They use broad spectrum cleaner to kill any viruses such as influenza or hepatitis B or C. They also are well versed in the kill times of that cleaner (2 minutes) and the cavicide wipes they use (5 minutes) to kill viruses, fungi, bacteria or tubercles that might have even thought of making the shop their home and reproducing.
Cooksey said he has been influenced to keep his shop clean by his wife, Lisa Cooksey, 35, a medical technician at KSB Hospital.
“I’m married to someone who works in a lab,” he said.
The two artists are constantly trying to improve, Cooksey said.
“We study every day,” he said. “We look up artists and try to copy their style. Not a day goes by that we’re not learning.”
The younger artist is more succinct.
“We rock,” Tater said.
Skin Deep Tattoo & Piercing Studio
Where: 1813 Locust St., Sterling
Hours: 10 a.m. to 9 p.m. Tuesday-Saturday
About this Series

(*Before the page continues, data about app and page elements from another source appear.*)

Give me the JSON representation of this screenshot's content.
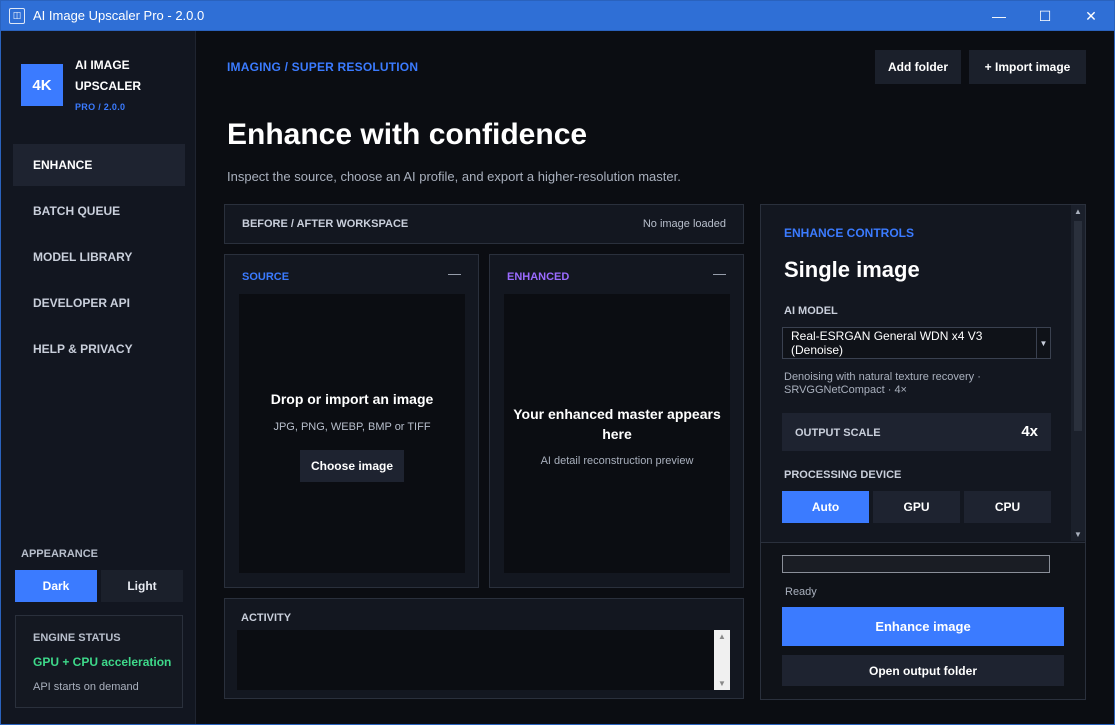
{
  "window": {
    "title": "AI Image Upscaler Pro - 2.0.0",
    "minimize": "—",
    "maximize": "☐",
    "close": "✕"
  },
  "sidebar": {
    "logo_text": "4K",
    "brand_name": "AI IMAGE UPSCALER",
    "brand_version": "PRO / 2.0.0",
    "nav": [
      {
        "label": "ENHANCE",
        "active": true
      },
      {
        "label": "BATCH QUEUE"
      },
      {
        "label": "MODEL LIBRARY"
      },
      {
        "label": "DEVELOPER API"
      },
      {
        "label": "HELP & PRIVACY"
      }
    ],
    "appearance_label": "APPEARANCE",
    "theme_dark": "Dark",
    "theme_light": "Light",
    "engine_title": "ENGINE STATUS",
    "engine_status": "GPU + CPU acceleration",
    "engine_note": "API starts on demand"
  },
  "header": {
    "breadcrumb": "IMAGING / SUPER RESOLUTION",
    "add_folder": "Add folder",
    "import_image": "+ Import image",
    "title": "Enhance with confidence",
    "subtitle": "Inspect the source, choose an AI profile, and export a higher-resolution master."
  },
  "workspace": {
    "label": "BEFORE / AFTER WORKSPACE",
    "status": "No image loaded",
    "source": {
      "label": "SOURCE",
      "collapse": "—",
      "title": "Drop or import an image",
      "formats": "JPG, PNG, WEBP, BMP or TIFF",
      "button": "Choose image"
    },
    "enhanced": {
      "label": "ENHANCED",
      "collapse": "—",
      "title": "Your enhanced master appears here",
      "subtitle": "AI detail reconstruction preview"
    },
    "activity_label": "ACTIVITY"
  },
  "controls": {
    "kicker": "ENHANCE CONTROLS",
    "title": "Single image",
    "ai_model_label": "AI MODEL",
    "ai_model_value": "Real-ESRGAN General WDN x4 V3 (Denoise)",
    "model_description": "Denoising with natural texture recovery · SRVGGNetCompact · 4×",
    "output_scale_label": "OUTPUT SCALE",
    "output_scale_value": "4x",
    "device_label": "PROCESSING DEVICE",
    "devices": [
      {
        "label": "Auto",
        "active": true
      },
      {
        "label": "GPU"
      },
      {
        "label": "CPU"
      }
    ],
    "progress": 0,
    "status": "Ready",
    "enhance_button": "Enhance image",
    "output_button": "Open output folder"
  },
  "colors": {
    "accent": "#3b7bff",
    "enhanced_accent": "#9b6bff",
    "success": "#3ed98a",
    "titlebar": "#2f6fd6"
  }
}
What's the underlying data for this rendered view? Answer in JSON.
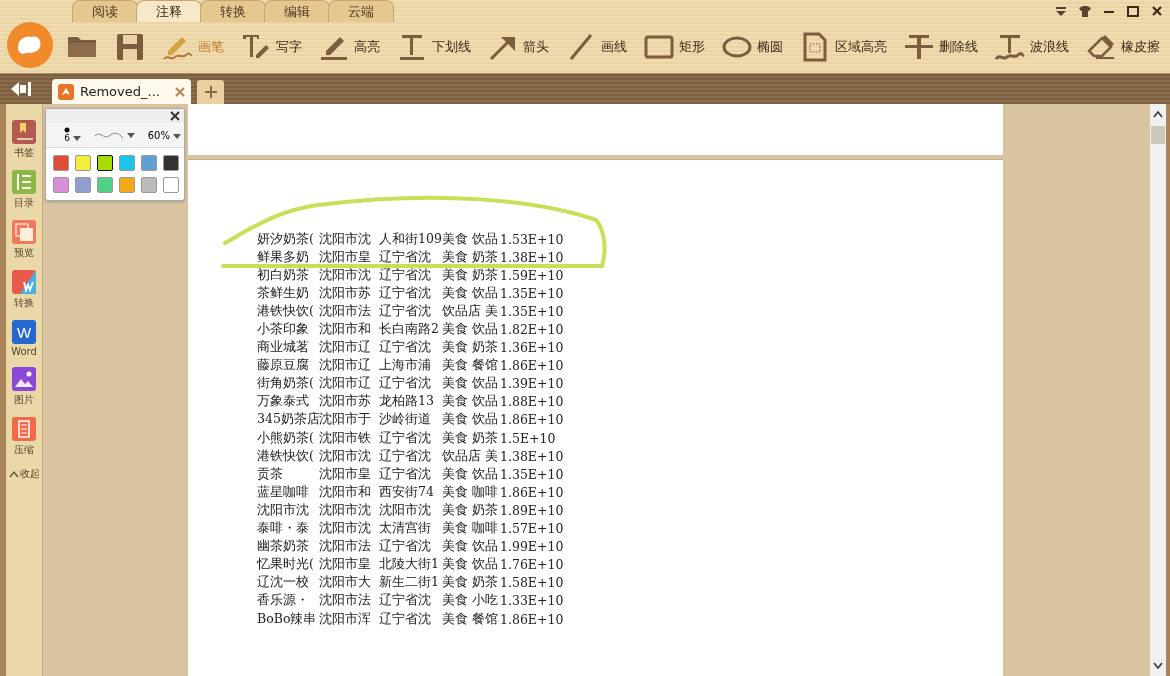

This story is the fifth in a series by SVM reporter Bridget Flynn called Sauk Valley Ink. The series will feature local tattoo shops and local perspectives on tattoos.
If you have a tattoo and a story behind it, our photographers would like to photograph you for publication. Please contact Flynn at firstname.lastname@example.org or 815-625-3600 and she will arrange a photo shoot.
If you are a parent with an opinion about letting your child have a tattoo, please contact Flynn.